Would you voluntarily send Facebook nude photos of yourself? The company is insisting it needs them — for your own protection.
Let’s say you have a spiteful ex who decides to embarrass you by posting a nude photo made in private. Facebook says if you send the photo to the company first, it will make sure it never shows up on its site.
But can you trust Facebook? The company says it won’t store the photos but instead create a digital footprint so that its image-matching technology can prevent any future uploading of a copy of the photograph.
The one caveat is the original image file needs to be uploaded, the Verge reported.
That’s where the system can backfire, according to digital forensics expert Lesley Carhart, who said it’s not that simple to completely delete a digital photograph.
“Yes, they’re not storing a copy, but the image is still being transmitted and processed. Leaving forensic evidence in memory and potentially on disk,” Carhart told Motherboard. “My specialty is digital forensics and I literally recover deleted images from computer systems all day — off disk and out of system memory. It’s not trivial to destroy all trace of files, including metadata and thumbnails.”
Facebook is piloting the program in Australia in partnership with the country’s Office of the eSafety Commissioner, a government agency dedicated to online safety. Next, it’ll be tested in the United States, Britain and Canada, the Times of London reported.
“It would be like sending yourself your image in email, but obviously this is a much safer, secure end-to-end way of sending the image without sending it through the ether,” Australia’s eSafety commissioner, Inman Grant, told the Australian Broadcasting Corporation. “They’re not storing the image, they’re storing the link and using artificial intelligence and other photo-matching technologies.”
Carrie Goldberg, a New York-based lawyer who specializes in sexual privacy, told the Guardian she is “delighted” with the initiative and thinks it can help fight revenge porn.
“With its billions of users, Facebook is one place where many offenders aggress because they can maximize the harm by broadcasting the nonconsensual porn to those most close to the victim,” she said. “So this is impactful.”
Revenge porn isn’t uncommon in the United States.

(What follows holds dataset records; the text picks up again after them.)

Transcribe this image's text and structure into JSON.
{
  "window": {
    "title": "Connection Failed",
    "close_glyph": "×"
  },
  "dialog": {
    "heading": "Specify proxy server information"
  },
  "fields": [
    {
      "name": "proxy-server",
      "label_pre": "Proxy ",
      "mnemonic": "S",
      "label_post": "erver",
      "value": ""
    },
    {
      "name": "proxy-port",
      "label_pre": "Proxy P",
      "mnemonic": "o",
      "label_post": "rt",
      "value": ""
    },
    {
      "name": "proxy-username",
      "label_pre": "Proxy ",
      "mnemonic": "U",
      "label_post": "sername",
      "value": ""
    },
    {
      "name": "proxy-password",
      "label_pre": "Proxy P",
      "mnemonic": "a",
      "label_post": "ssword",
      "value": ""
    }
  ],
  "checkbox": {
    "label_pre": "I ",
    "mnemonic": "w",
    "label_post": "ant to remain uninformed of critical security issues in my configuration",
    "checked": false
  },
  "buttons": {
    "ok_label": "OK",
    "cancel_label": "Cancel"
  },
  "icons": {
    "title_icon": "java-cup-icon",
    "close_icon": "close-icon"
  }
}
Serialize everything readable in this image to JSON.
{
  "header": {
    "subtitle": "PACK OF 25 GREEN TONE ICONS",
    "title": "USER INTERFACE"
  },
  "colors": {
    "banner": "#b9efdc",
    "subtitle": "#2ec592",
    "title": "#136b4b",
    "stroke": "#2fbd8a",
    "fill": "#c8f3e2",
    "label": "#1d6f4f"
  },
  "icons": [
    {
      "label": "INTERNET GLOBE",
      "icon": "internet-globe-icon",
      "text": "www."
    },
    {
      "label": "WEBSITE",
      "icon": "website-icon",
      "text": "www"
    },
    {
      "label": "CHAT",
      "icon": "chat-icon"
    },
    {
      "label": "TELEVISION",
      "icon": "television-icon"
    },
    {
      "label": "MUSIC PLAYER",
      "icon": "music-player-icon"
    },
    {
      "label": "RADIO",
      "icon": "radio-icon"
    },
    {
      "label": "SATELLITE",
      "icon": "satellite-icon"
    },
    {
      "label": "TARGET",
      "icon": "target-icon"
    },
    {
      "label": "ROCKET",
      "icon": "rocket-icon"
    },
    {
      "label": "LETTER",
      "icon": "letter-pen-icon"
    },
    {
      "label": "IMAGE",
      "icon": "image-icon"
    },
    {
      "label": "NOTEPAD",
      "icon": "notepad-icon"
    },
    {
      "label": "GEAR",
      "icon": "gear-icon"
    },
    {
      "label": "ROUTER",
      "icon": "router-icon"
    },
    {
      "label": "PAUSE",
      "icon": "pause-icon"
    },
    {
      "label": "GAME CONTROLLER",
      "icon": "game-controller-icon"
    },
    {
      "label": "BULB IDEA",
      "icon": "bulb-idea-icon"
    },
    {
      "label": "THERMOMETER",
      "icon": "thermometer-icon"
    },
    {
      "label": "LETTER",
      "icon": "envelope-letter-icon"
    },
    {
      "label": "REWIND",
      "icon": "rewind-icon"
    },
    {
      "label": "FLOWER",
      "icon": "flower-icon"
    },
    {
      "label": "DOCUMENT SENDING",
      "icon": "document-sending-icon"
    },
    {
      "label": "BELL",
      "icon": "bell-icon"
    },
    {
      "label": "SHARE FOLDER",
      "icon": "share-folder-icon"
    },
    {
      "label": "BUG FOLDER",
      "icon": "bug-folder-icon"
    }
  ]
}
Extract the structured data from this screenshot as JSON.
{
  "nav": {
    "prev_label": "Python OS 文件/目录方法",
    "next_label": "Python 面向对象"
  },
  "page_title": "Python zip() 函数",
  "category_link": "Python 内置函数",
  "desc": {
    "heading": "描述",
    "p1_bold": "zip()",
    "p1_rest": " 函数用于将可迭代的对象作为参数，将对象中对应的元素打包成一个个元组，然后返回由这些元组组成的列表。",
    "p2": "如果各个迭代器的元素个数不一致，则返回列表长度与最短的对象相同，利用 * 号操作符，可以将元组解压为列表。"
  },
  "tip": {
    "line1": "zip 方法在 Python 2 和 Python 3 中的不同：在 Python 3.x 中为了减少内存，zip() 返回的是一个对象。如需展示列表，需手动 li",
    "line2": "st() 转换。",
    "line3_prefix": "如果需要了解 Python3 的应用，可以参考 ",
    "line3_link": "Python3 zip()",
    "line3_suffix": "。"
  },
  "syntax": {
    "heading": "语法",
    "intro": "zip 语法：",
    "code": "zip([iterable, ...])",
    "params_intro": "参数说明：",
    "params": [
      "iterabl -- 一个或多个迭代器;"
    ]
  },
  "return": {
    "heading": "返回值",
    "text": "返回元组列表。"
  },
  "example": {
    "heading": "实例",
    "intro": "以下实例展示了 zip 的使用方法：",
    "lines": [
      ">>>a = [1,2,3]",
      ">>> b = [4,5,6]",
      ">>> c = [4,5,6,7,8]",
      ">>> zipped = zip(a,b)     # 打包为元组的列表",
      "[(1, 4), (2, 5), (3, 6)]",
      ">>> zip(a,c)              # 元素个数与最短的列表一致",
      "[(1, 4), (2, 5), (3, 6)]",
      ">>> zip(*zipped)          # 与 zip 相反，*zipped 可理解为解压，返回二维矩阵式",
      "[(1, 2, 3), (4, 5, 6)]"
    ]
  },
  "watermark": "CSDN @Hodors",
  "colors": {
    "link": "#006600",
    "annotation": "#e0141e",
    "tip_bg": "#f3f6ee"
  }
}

Four percent of internet users have fallen victim to it, and 10 percent of women under 30 have had someone threaten to post explicit photos of them online against their will, according to a 2016 study by Data & Society.
Earlier this year, for example, Facebook shut down a private group called Marines United, in which more than 30,000 members, many of them active-duty Marines, solicited and shared nude photos of their female colleagues.
“We see many scenarios where maybe photos or videos were taken consensually at one point, but there was not any sort of consent to send the images or videos more broadly,” Grant told the Australian Broadcasting Corporation.
The pilot program is a more advanced version of the system Facebook announced in April, in which the social media network would use image-matching technology to identify and block the uploading and sharing of photographs that had previously been reported and removed from the site.
The difference is for that the work, the photo needed to already be uploaded to Facebook. In the new system, Facebook says, users upload the photos themselves as a preventive measure.